Not only are the majority of older movies decidedly not classics, most people have no desire to see them again. How then do we explain why studios are seriously considering remakes of, among others, Cliffhanger (so much for that Into Thin Air pic), Overboard (proving decisively that Bogart/Bacall and Hepburn/Tracy were the only real life couples anybody wants to see together onscreen), and a slew of properties already rendered irrelevant by lame sequels (Police Academy, The Crow, Romancing the Stone). About the fiercest reaction one can muster to any of these is a disinterested shrug.
Category 4 - WTF?
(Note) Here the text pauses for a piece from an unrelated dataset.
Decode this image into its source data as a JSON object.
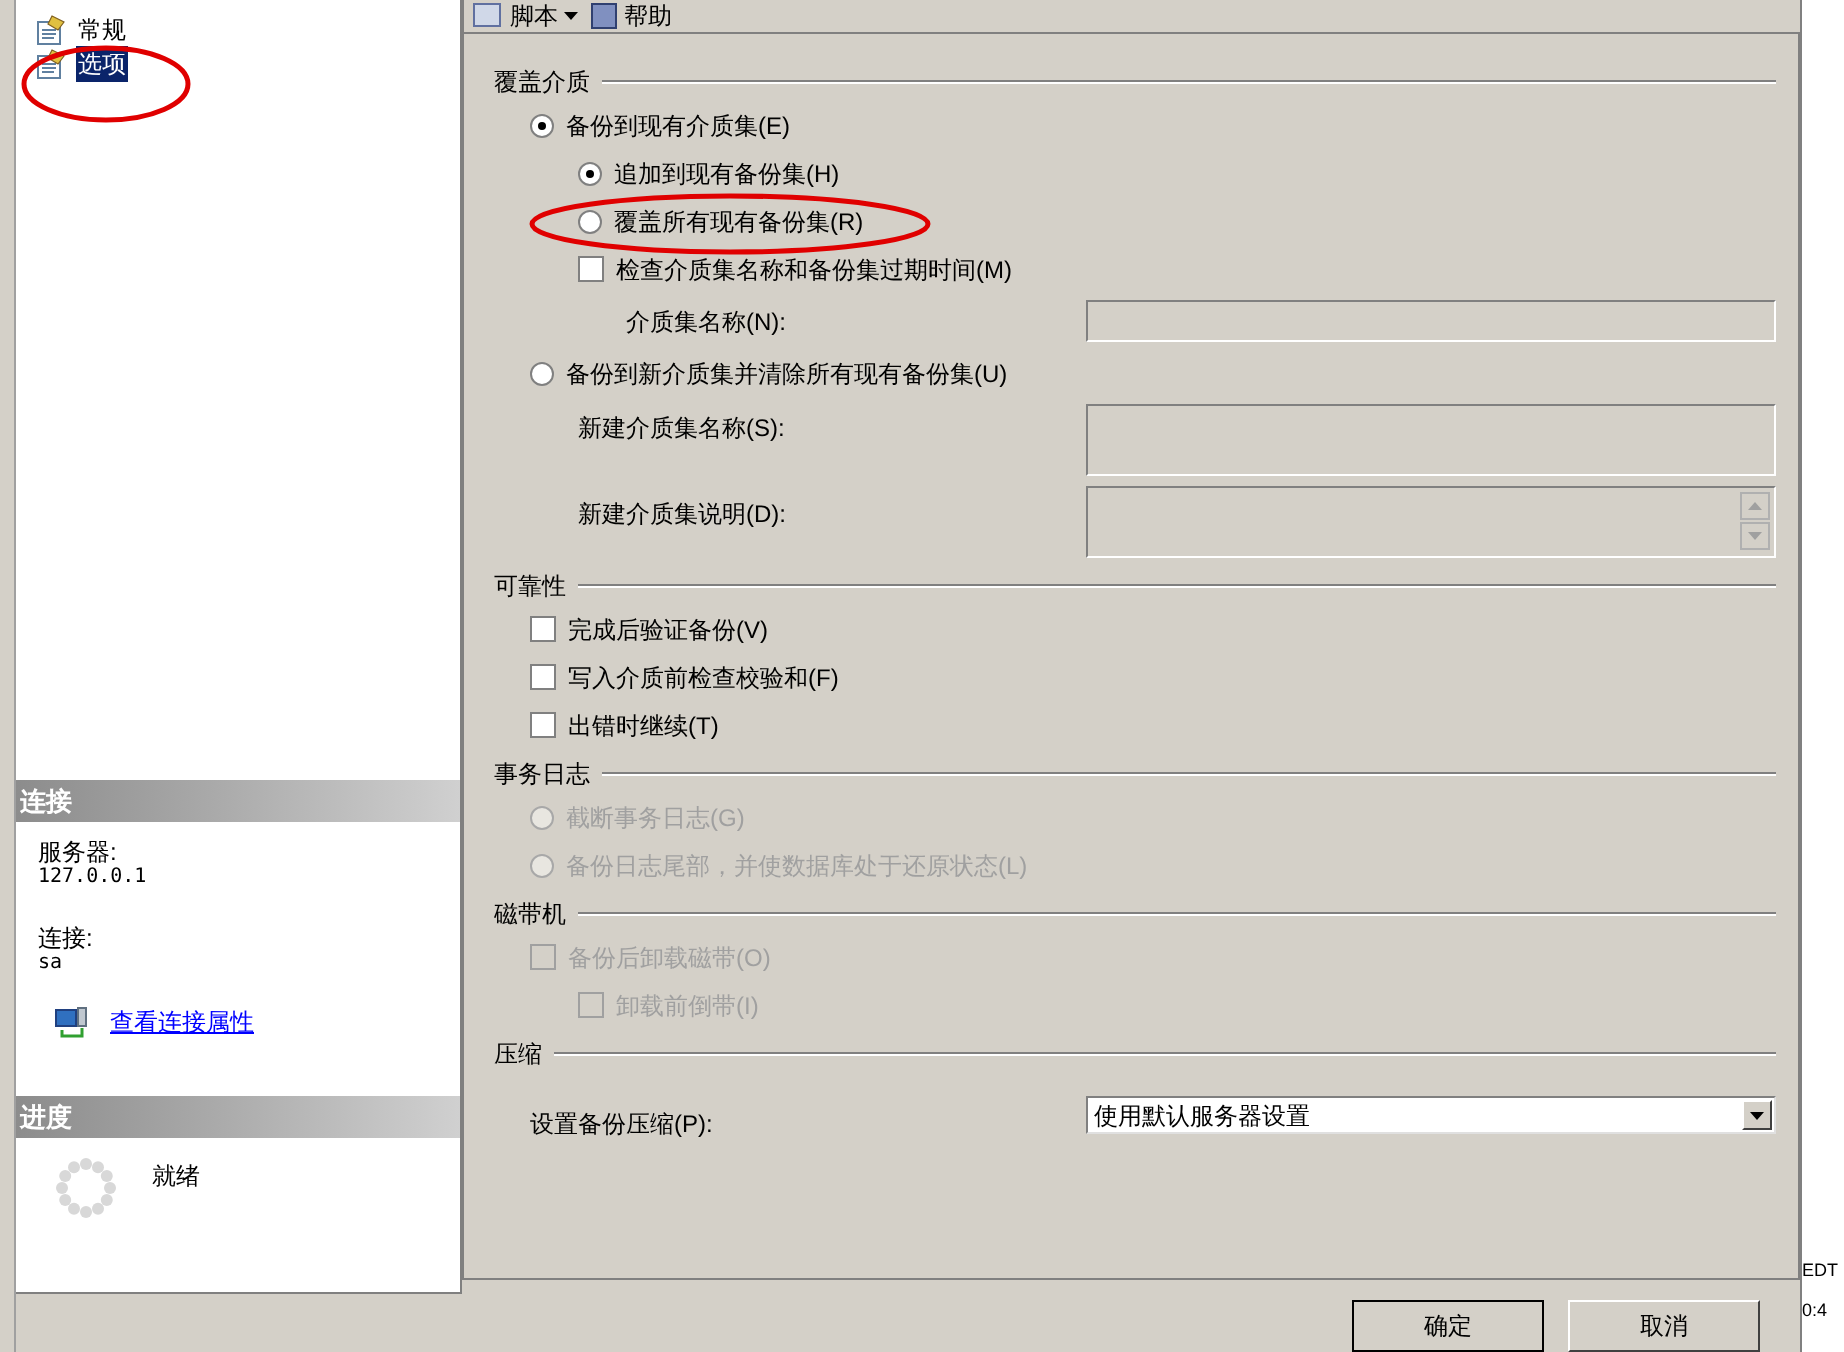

It isn't that I'm annoyed by the fact that there's a remake of the Kenny Rogers stock car/birth control epic Six Pack on the way, I'm just astounded that anybody thought this was a good ideas.
Then there's the do-over of The Neverending Story (complete with CG luckdragons, no doubt), Dune (which, after a previous major motion picture release and a TV miniseries, they still haven't managed to get right), and not one but two David Cronenberg flicks: The Brood and Videodrome. The latter will be written by Ehren Kruger once he wraps up the script for the third Transformers movie. Nothing to worry about there.
Category 5 - It's An Outrage!
Of course, there are still those affronts to cinematic dignity that make our blood boil like J.F. Sebastian's potatoes. Just as Brad Pitt supports the death penalty for BP, so do I encourage the harshest of punishments for these offenses against moviedom.
The Crime: The Creature From the Black Lagoon.
The Perpetrator: Gary Ross (whose previous credits include such sinister fare as Big, Mr. Baseball, and the animated mouse movie Tale of Despereaux.
The Punishment: Ross is forced to battle Amazon crocodiles in Ricou Browning's original Gill-Man suit.
The Crime: An "updated" Monster Squad.
The Perpetrator(s): xXx director Rob Cohen, with an assist from Michael Bay's Platinum Dunes production company.
The Punishment: Kicked in the nards by the Wolf Man. Repeatedly.
The Crime: A prequel to John Carpenter's The Thing (itself a remake, in all fairness).
The Perpetrator(s): Universal Studios
The Punishment: Locked in an Antarctic shed for a week with Wilford Brimley.
If you like this story, consider signing up for our email newsletters.
SHOW ME HOW
You have successfully signed up for your selected newsletter(s) - please keep an eye on your mailbox, we're movin' in!
The Crime: Flash Gordon and Escape From New York
The Perpetrator: Both will be helmed by noted cineaste Breck Eisner, who has stated he wants to "play down the camp" of the original Flash.
The Punishment: Wait a minute..."play down" the camp? Yeah, that'll work. And hey, maybe for Escape from New York you could make the Duke of New York a stockbroker and give Snake Plissken an abusive childhood to explain his anger issues.
Where was I?
The Crime: The Warriors
The Perpetrator: Tony Scott, beloved for the subtle and understated directing technique on display in Domino and Man On Fire.
The Punishment: None, I just hope it's as inspired and original as his version of The Taking of Pelham 1-2-3.